• [Task brief]
Isolate every line in the records below with "flag" in it.

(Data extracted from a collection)
★ ★ ★ ★ ★

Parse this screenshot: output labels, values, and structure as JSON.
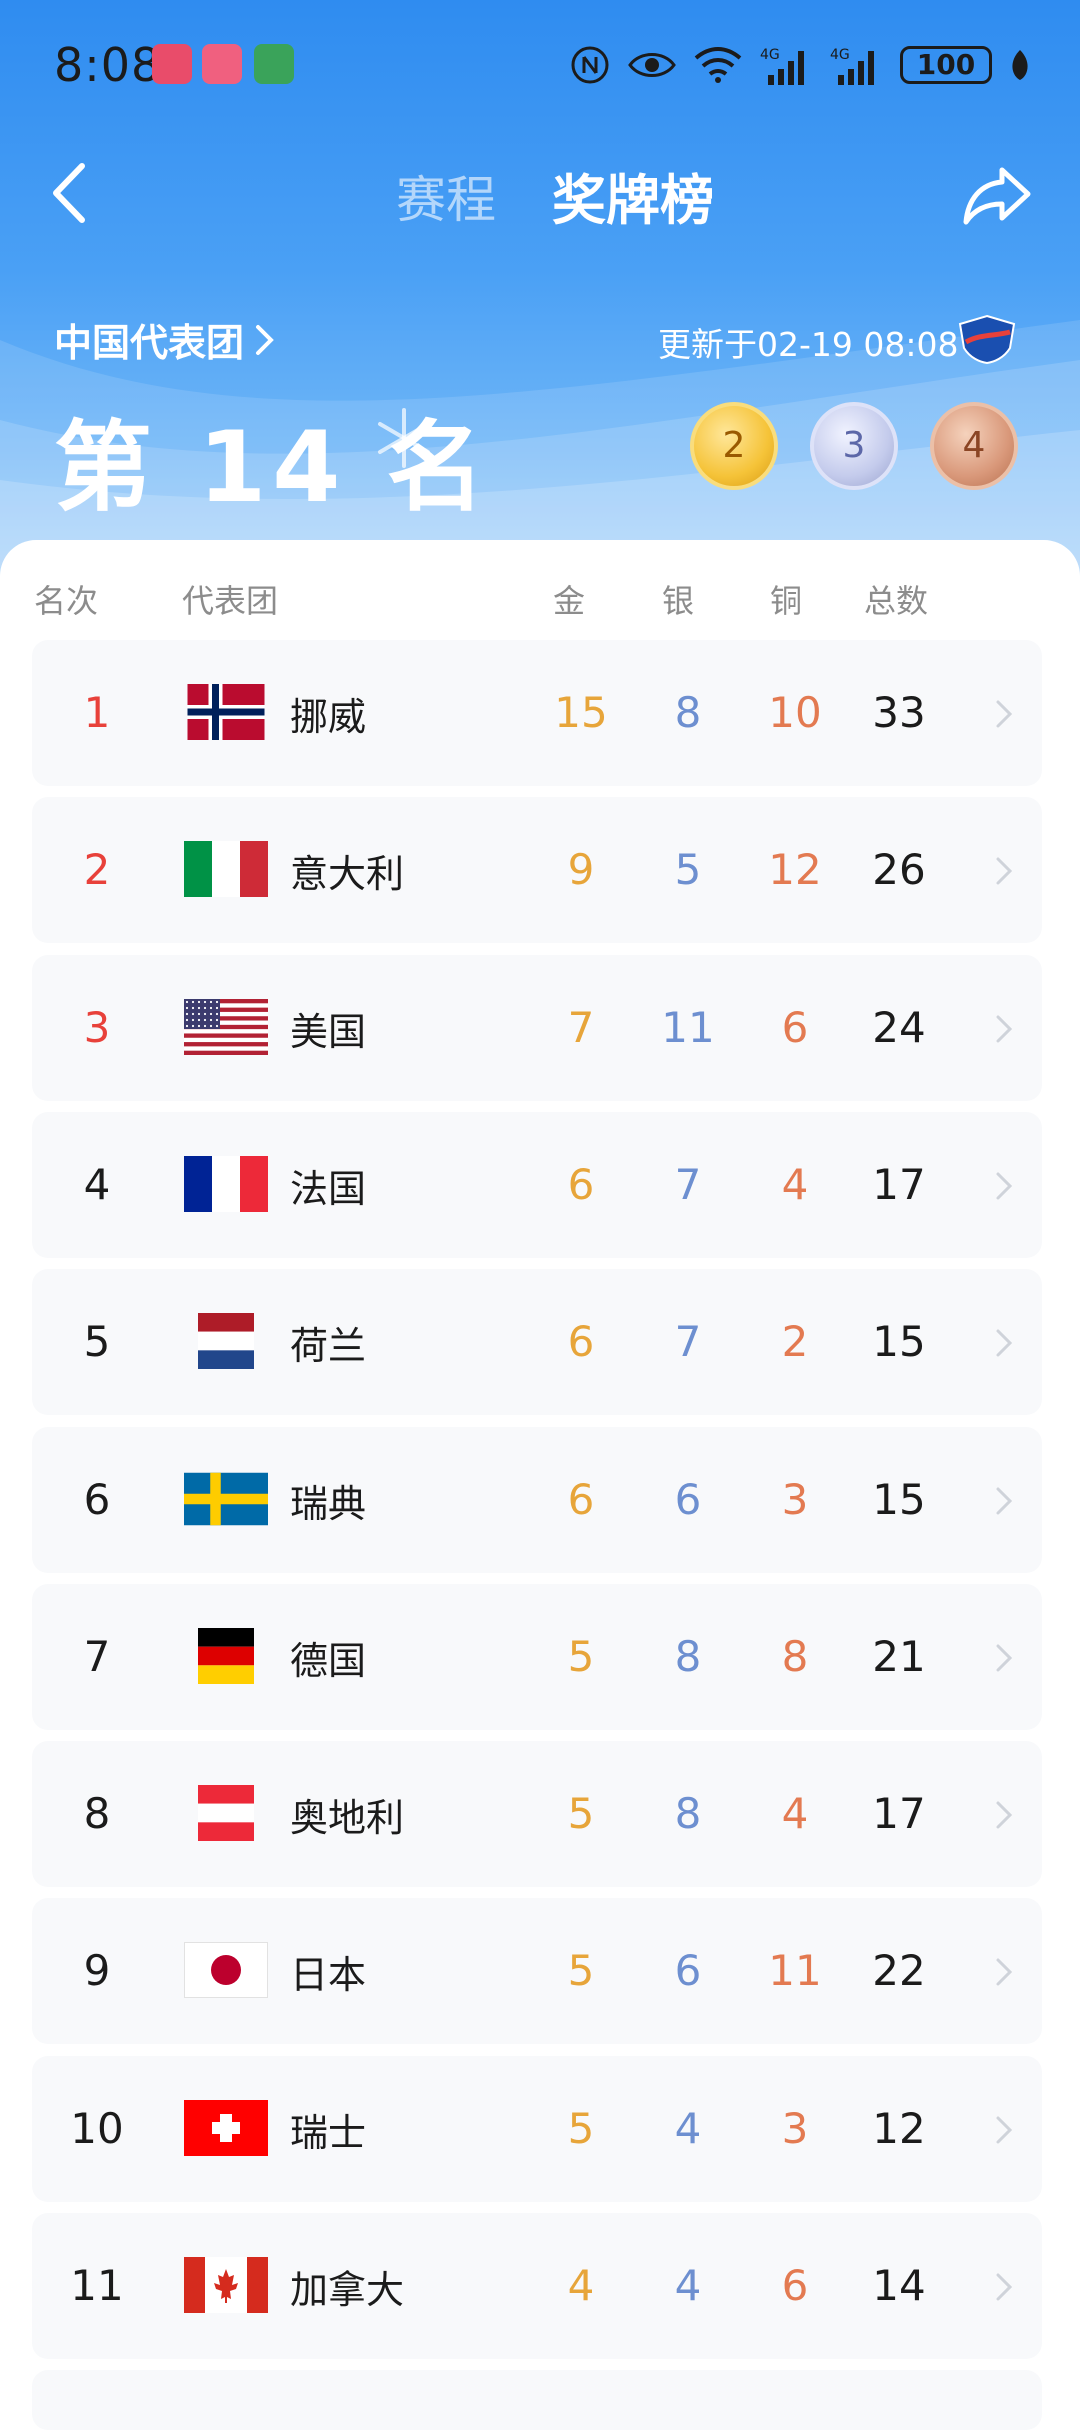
{
  "status_bar": {
    "time": "8:08",
    "battery": "100"
  },
  "nav": {
    "tab_schedule": "赛程",
    "tab_medals": "奖牌榜"
  },
  "delegation": {
    "name": "中国代表团",
    "update_time": "更新于02-19 08:08",
    "rank_text": "第 14 名",
    "gold": "2",
    "silver": "3",
    "bronze": "4"
  },
  "table": {
    "headers": {
      "rank": "名次",
      "team": "代表团",
      "gold": "金",
      "silver": "银",
      "bronze": "铜",
      "total": "总数"
    },
    "rows": [
      {
        "rank": "1",
        "team": "挪威",
        "flag": "norway-flag",
        "gold": "15",
        "silver": "8",
        "bronze": "10",
        "total": "33"
      },
      {
        "rank": "2",
        "team": "意大利",
        "flag": "italy-flag",
        "gold": "9",
        "silver": "5",
        "bronze": "12",
        "total": "26"
      },
      {
        "rank": "3",
        "team": "美国",
        "flag": "usa-flag",
        "gold": "7",
        "silver": "11",
        "bronze": "6",
        "total": "24"
      },
      {
        "rank": "4",
        "team": "法国",
        "flag": "france-flag",
        "gold": "6",
        "silver": "7",
        "bronze": "4",
        "total": "17"
      },
      {
        "rank": "5",
        "team": "荷兰",
        "flag": "netherlands-flag",
        "gold": "6",
        "silver": "7",
        "bronze": "2",
        "total": "15"
      },
      {
        "rank": "6",
        "team": "瑞典",
        "flag": "sweden-flag",
        "gold": "6",
        "silver": "6",
        "bronze": "3",
        "total": "15"
      },
      {
        "rank": "7",
        "team": "德国",
        "flag": "germany-flag",
        "gold": "5",
        "silver": "8",
        "bronze": "8",
        "total": "21"
      },
      {
        "rank": "8",
        "team": "奥地利",
        "flag": "austria-flag",
        "gold": "5",
        "silver": "8",
        "bronze": "4",
        "total": "17"
      },
      {
        "rank": "9",
        "team": "日本",
        "flag": "japan-flag",
        "gold": "5",
        "silver": "6",
        "bronze": "11",
        "total": "22"
      },
      {
        "rank": "10",
        "team": "瑞士",
        "flag": "switzerland-flag",
        "gold": "5",
        "silver": "4",
        "bronze": "3",
        "total": "12"
      },
      {
        "rank": "11",
        "team": "加拿大",
        "flag": "canada-flag",
        "gold": "4",
        "silver": "4",
        "bronze": "6",
        "total": "14"
      }
    ]
  },
  "colors": {
    "gold_text": "#e7a53a",
    "silver_text": "#6d8fd0",
    "bronze_text": "#e37a51",
    "top_rank": "#e8413a",
    "header_blue": "#2f8cf0"
  },
  "icons": {
    "back": "back-arrow-icon",
    "share": "share-icon",
    "chevron": "chevron-right-icon"
  }
}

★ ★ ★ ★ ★

• [The answer]
        "flag": "norway-flag",
        "flag": "italy-flag",
        "flag": "usa-flag",
        "flag": "france-flag",
        "flag": "netherlands-flag",
        "flag": "sweden-flag",
        "flag": "germany-flag",
        "flag": "austria-flag",
        "flag": "japan-flag",
        "flag": "switzerland-flag",
        "flag": "canada-flag",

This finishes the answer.